In case you were attending the concert at Artpark last Tuesday night, or your kid's ballgame or a cook-out in the backyard, or gone boating or otherwise engaged in myriad summertime activities, you have a good excuse for not showing up at 5 pm at city hall for an official hearing - complete with recorded public comments committed to transcript - conducted by State Parks and the DOT on renovation of Olmsted-inspired bridges in the Niagara Falls State Park.

Clearly, when it comes to public hearings on parkways and the park, Western Region State Parks director Mark Thomas has learned his lessons well. He didn't want a repeat of the south Parkway meltdown at the Conference Center. And he sure didn't want a replay of the Gov. Paterson town hall meeting in Niagara Falls where he was shouted down by angry citizens, which you can watch by searching "Niagara Falls uproar" on Youtube.

Lesson number one is: avoid them. That's why the last public meeting concerning Niagara Falls State Park, the draft EIS hearing for the Observation Tower, was way back in 1999. Second, if you're going to dip your toe back into hostile public waters, do it during the dinner hour in the middle of the dog days of August, and don't send notices of the hearing to either the Niagara Gazette or Buffalo News. As it turned out, Niagara Falls writer and historian Paul Gromosiak was the only individual to show up, to be fawned over by no fewer than three State Parks officials, including Thomas and Angela Berti, and five DOT staffers.

"I told them I was both honored and taken aback," Gromosiak told me on the phone, "and that attendance may have been improved had they publicized the meeting as something to do with the Buffalo Bills. They are talking about totally replacing the Olmsted bridges instead of fixing them... the bridges are an important part of the history of the Reserve.
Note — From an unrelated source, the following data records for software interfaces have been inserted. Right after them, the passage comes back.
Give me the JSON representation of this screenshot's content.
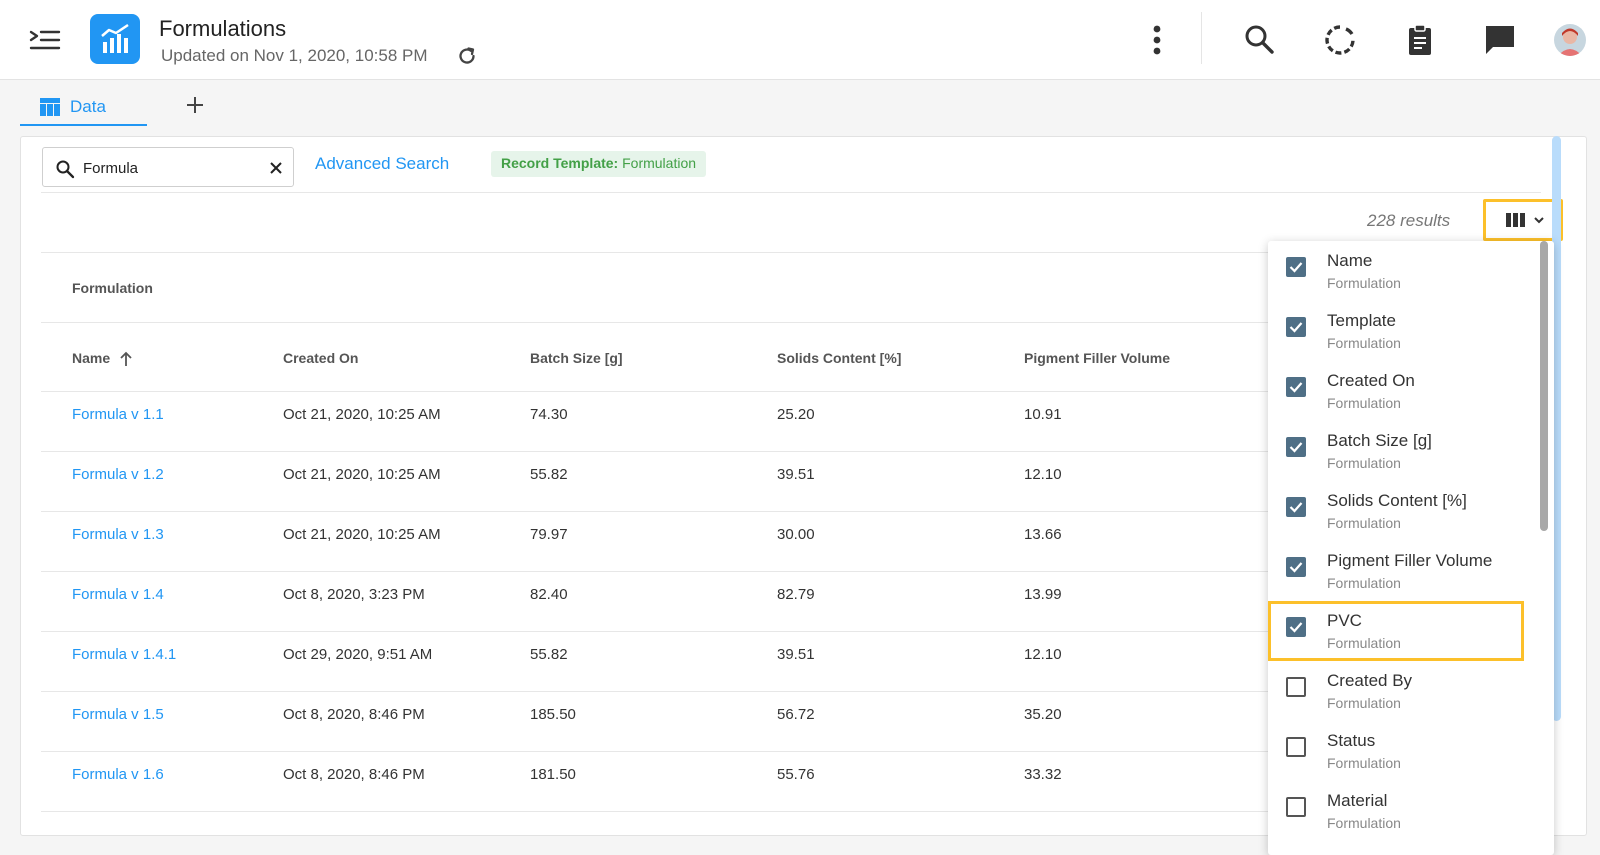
{
  "header": {
    "title": "Formulations",
    "updated": "Updated on Nov 1, 2020, 10:58 PM",
    "icons": [
      "menu-icon",
      "chart-icon",
      "refresh-icon",
      "more-vert-icon",
      "search-icon",
      "loading-icon",
      "clipboard-icon",
      "chat-icon",
      "avatar"
    ]
  },
  "tabs": [
    {
      "label": "Data",
      "icon": "table-icon"
    }
  ],
  "search": {
    "value": "Formula",
    "placeholder": "Search"
  },
  "toolbar": {
    "advanced_search": "Advanced Search",
    "template_label": "Record Template:",
    "template_value": "Formulation",
    "results": "228 results"
  },
  "table": {
    "group": "Formulation",
    "columns": [
      "Name",
      "Created On",
      "Batch Size [g]",
      "Solids Content [%]",
      "Pigment Filler Volume"
    ],
    "rows": [
      [
        "Formula v 1.1",
        "Oct 21, 2020, 10:25 AM",
        "74.30",
        "25.20",
        "10.91"
      ],
      [
        "Formula v 1.2",
        "Oct 21, 2020, 10:25 AM",
        "55.82",
        "39.51",
        "12.10"
      ],
      [
        "Formula v 1.3",
        "Oct 21, 2020, 10:25 AM",
        "79.97",
        "30.00",
        "13.66"
      ],
      [
        "Formula v 1.4",
        "Oct 8, 2020, 3:23 PM",
        "82.40",
        "82.79",
        "13.99"
      ],
      [
        "Formula v 1.4.1",
        "Oct 29, 2020, 9:51 AM",
        "55.82",
        "39.51",
        "12.10"
      ],
      [
        "Formula v 1.5",
        "Oct 8, 2020, 8:46 PM",
        "185.50",
        "56.72",
        "35.20"
      ],
      [
        "Formula v 1.6",
        "Oct 8, 2020, 8:46 PM",
        "181.50",
        "55.76",
        "33.32"
      ]
    ]
  },
  "columns_menu": {
    "options": [
      {
        "label": "Name",
        "sub": "Formulation",
        "checked": true
      },
      {
        "label": "Template",
        "sub": "Formulation",
        "checked": true
      },
      {
        "label": "Created On",
        "sub": "Formulation",
        "checked": true
      },
      {
        "label": "Batch Size [g]",
        "sub": "Formulation",
        "checked": true
      },
      {
        "label": "Solids Content [%]",
        "sub": "Formulation",
        "checked": true
      },
      {
        "label": "Pigment Filler Volume",
        "sub": "Formulation",
        "checked": true
      },
      {
        "label": "PVC",
        "sub": "Formulation",
        "checked": true
      },
      {
        "label": "Created By",
        "sub": "Formulation",
        "checked": false
      },
      {
        "label": "Status",
        "sub": "Formulation",
        "checked": false
      },
      {
        "label": "Material",
        "sub": "Formulation",
        "checked": false
      }
    ]
  },
  "colors": {
    "accent": "#2196f3",
    "highlight": "#fcc02a",
    "checkbox": "#4f6f86",
    "chip_bg": "#e6f4ea",
    "chip_text": "#43a047"
  }
}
Would you tear down the Eiffel Tower?"



Niagara Falls Reporter - Publisher Frank Parlato Jr. www.niagarafallsreporter.com

AUG 20, 2013